Customs import duties evasion is rampant and ripe for whistleblowers

President Trump signed an executive order for CBP to ramp up efforts to combat customs law violations, especially anti-dumping and other schemes to evade out trade tariffs. The Customs and Border Protection Agency (CBP) which enforces US customs and trade laws is in line to receive an increase of $300 million to recruit and hire new personnel. Where these schemes to evade import duties are engaged through fraud, for example by misrepresenting the goods country of origin, individuals with specific information can, through counsel, file a case on behalf of the United States under the False Claims Act (FCA). That is exactly what is happening. The FCA imposes penalties and the whistleblower may receive up to 30% of what the Government recovers for the violations. Over the past two years alone, scores of cases have been taken against companies trying to cheat on paying customs tariffs in various ways. Those cases were brought forward by whistleblowers.

One example is the University furnishings and Freedom Furniture Group Inc. which had to pay $15 million to settle an FCA law suit for making false statement to avoid paying duties on wooden bedroom furniture imported from China. University Furnishings sells furniture for student housing. The whistleblower in that case was another furniture company called University Loft Company, which received $2.25 million as its share of the settlement.

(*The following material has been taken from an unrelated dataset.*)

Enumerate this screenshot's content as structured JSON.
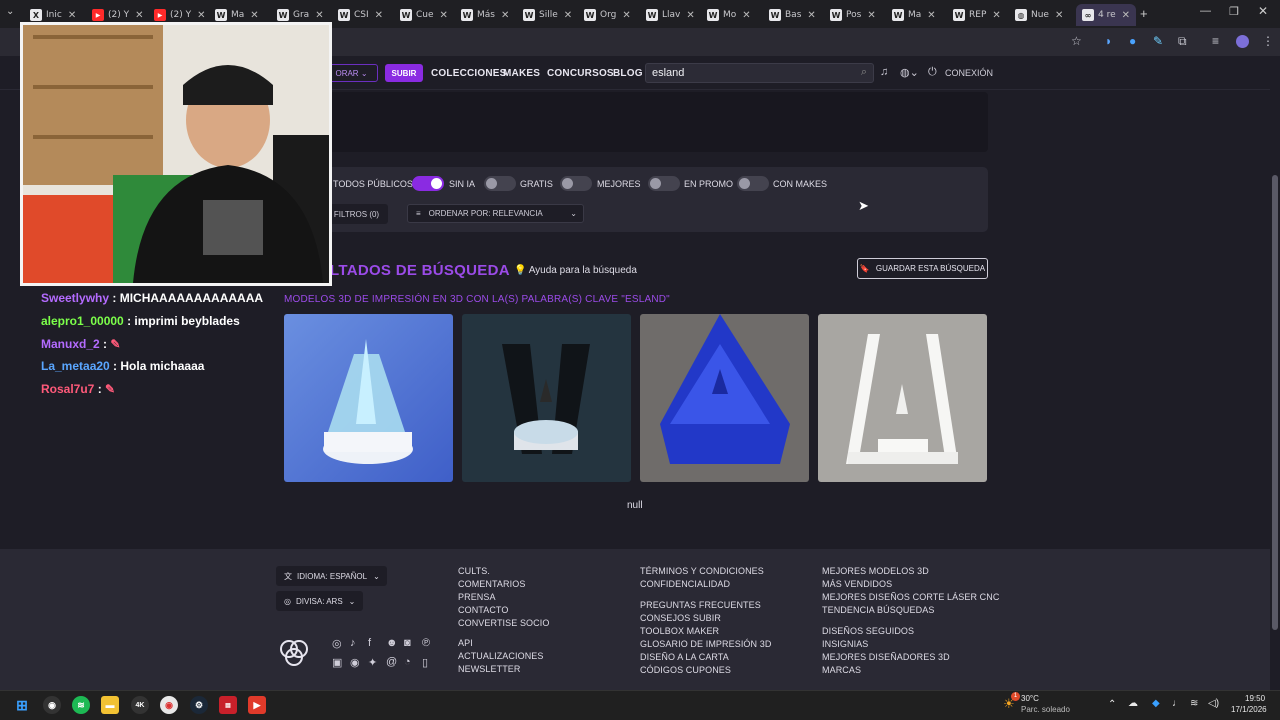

Another example is the Univar case in which the company evaded duties on artificial sweetener saccharin from China by transshipping it through Taiwan. It was re-bagged and Taiwan was falsely stated as the country of origin. In the end, several companies were revealed and the company sanctioned.

Sometimes, companies try to misrepresent the type of goods being imported in order to declare them under another duty classification. In the AmeriSource case, an importer was said to have evaded duties on small diameter graphite electrodes from China, misclassifying them as larger diameter electrodes. The larger ones did not have special import duties. The company paid $3 million to settle with the Government and the whistleblower, a competitor of the violator received 16% of the reward, $480,000.

Jeffrey Newman represents whistleblowers including those who report schemes to evade our Customs and Tariff laws.